Luckless Socialite Madame Curine & Lucky Artist Magdalene

Madame Curine stopped at the river bank of Paris circa 1923, stepped out of her ostrich drawn chariot with her spotted orange leopard in tow. The latest in fashion accessories, an exotic pet was all the rage, she just had to take it one step further, add an ostrich in the mix. She hands him off to her butler with a signature flourish, she's a drama mama that one. 

Her feathered hat bobbing in step with her confident stride, she stopped where an artist is painting, a pop up shop of that time, lining the banks until the constables arrive to chase them off. 

She sighed as she approached, her heavy bosom in a tight dress heaving in dismay.

How lucky are you to do what you want!

Waving her theatric hand at the easel, almost as if she was talking to the painting and not the artist. 

The artist dressed in rags, looks up at her, face plastered with a pleasant silent smile reserved for rich folks. 

The Madame walked the length of wares laid out, snorting at some, pausing momentarily at others that catch her eye, touching a couple hesitantly with tips of black gloved fingers. 

She lifted her head gallantly, again with that exaggerated sigh, strolled back to a disappointed face under a ratty newsboy's cap, a craned neck now retracted back into a frayed collar, ending in a suspended white shirt washed to grey.

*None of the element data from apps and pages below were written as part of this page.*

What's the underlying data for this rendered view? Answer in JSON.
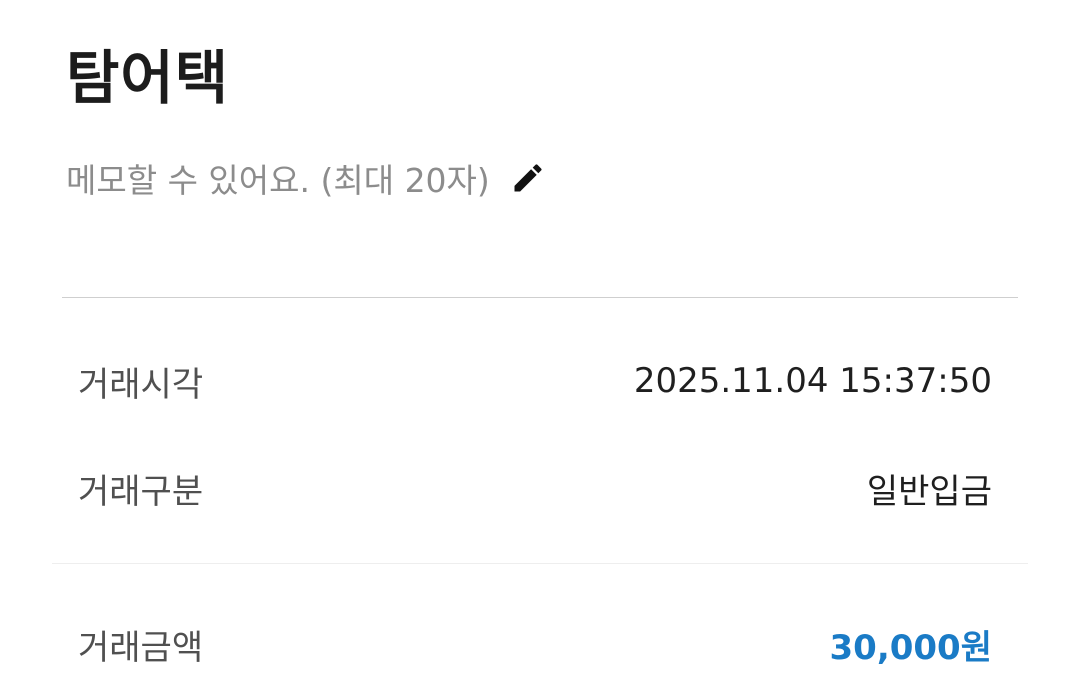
{
  "header": {
    "title": "탐어택",
    "memo_placeholder": "메모할 수 있어요. (최대 20자)",
    "edit_icon": "pencil-icon"
  },
  "details": {
    "time": {
      "label": "거래시각",
      "value": "2025.11.04 15:37:50"
    },
    "type": {
      "label": "거래구분",
      "value": "일반입금"
    },
    "amount": {
      "label": "거래금액",
      "value": "30,000원"
    }
  },
  "colors": {
    "amount": "#1a7bc6",
    "memo_text": "#8c8c8c",
    "divider": "#cfcfcf"
  }
}
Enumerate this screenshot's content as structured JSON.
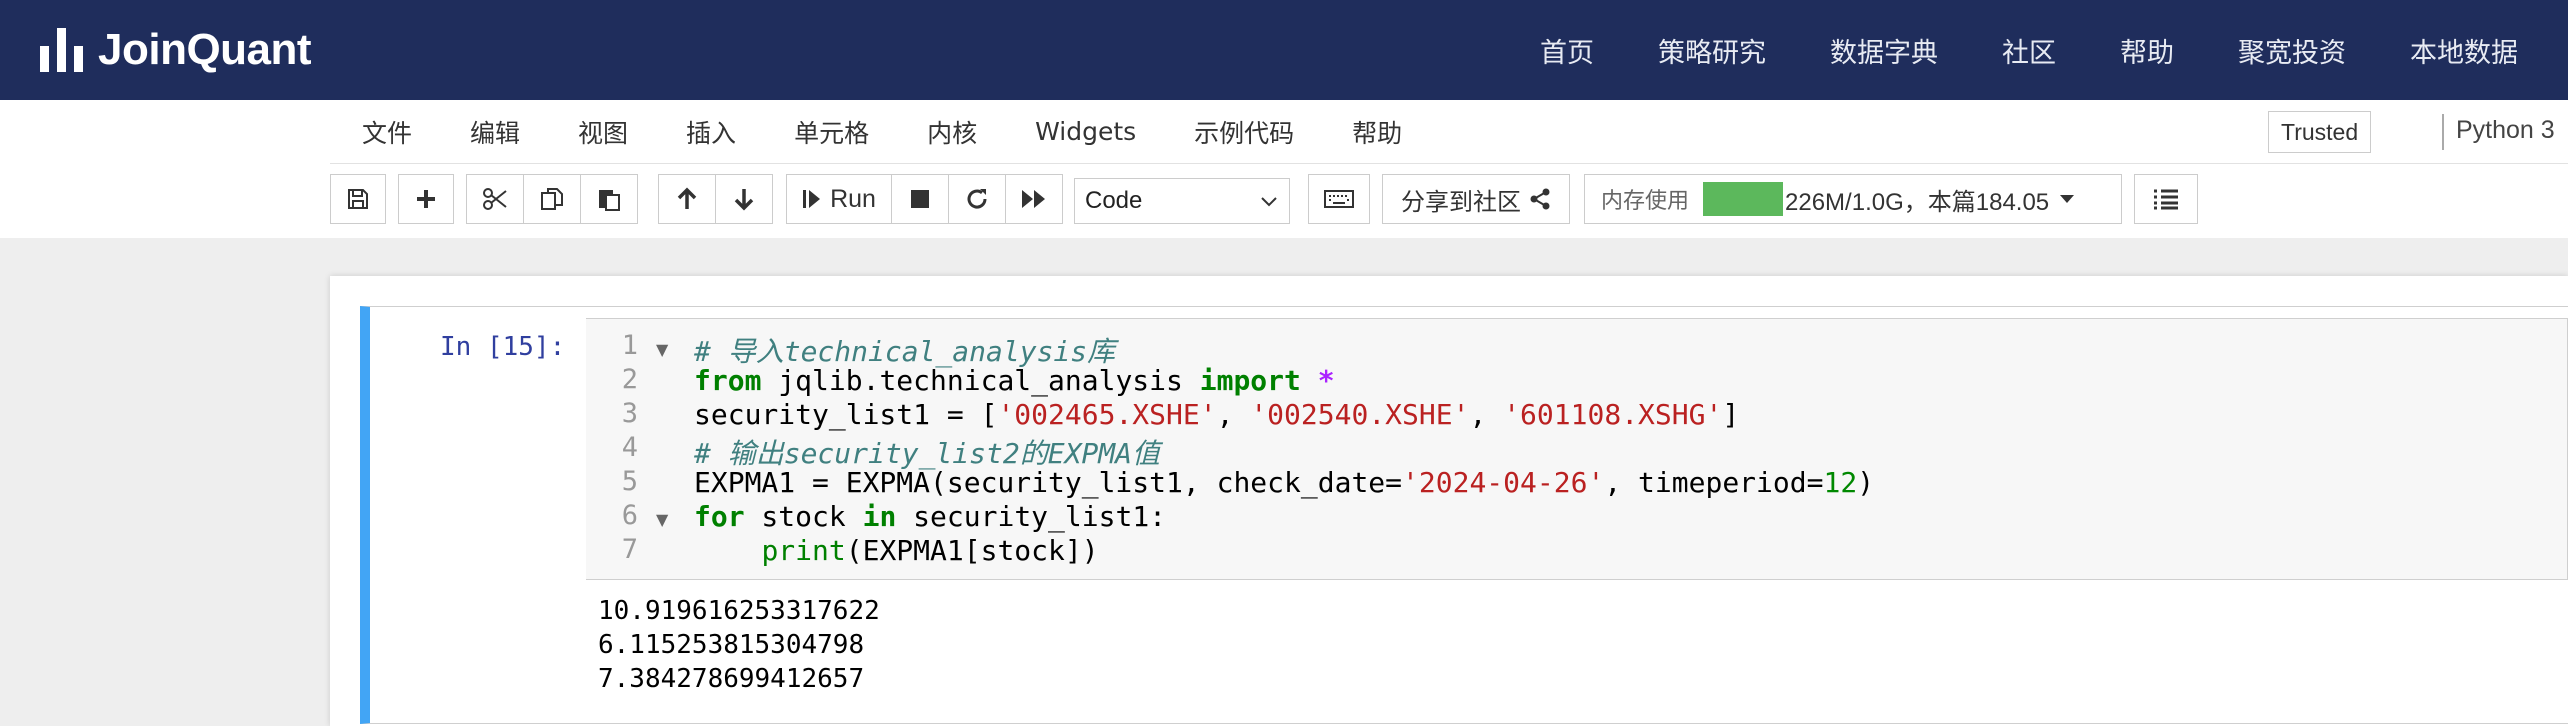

Another looker not a buyer, she thought, deflating into herself.

Unlike the Madame, her sighs are often swallowed into her belly where food should be, it surprised even her at times how she didn't die of despair yet. 

I wish I can be like you, so free, so uninhibited, pursuing your dream! She exclaimed again, with triumphant hands reaching for the sky, breathing the beautiful world into her. 

"Madam", looking up from the shadow of her cap, "did you ever think you're the lucky one, I need art and you do not." She said this in a whisper.

It was only then that Madame Curine knew she was a girl, her wave now became larger, her arms are flesh turbine, grinding her down in her mind, no response is also a response. 

In a fluttery of perky lace bodice, jolly feathers and juggling bows, she extending her hand out to retrieve the leash, tugging at precious Snoot as he growled at Magdalene, ready to pounce. 

Magdalene rattled, almost falling off her chair, her painting fell instead, landing in muddied rain water. 

Rushing to salvage it, watching the paint bleed into the puddle, it was ruined and she had no more canvases left, she slumped onto the ground, no more fight left in her. 

When she looked up, the street was quiet, dusk has settled and it was another day gone, another day on a growling stomach not unlike Snoot. 

Disclaimer - all fiction, based on true stories, with a ridiculous amount of artistic liberties.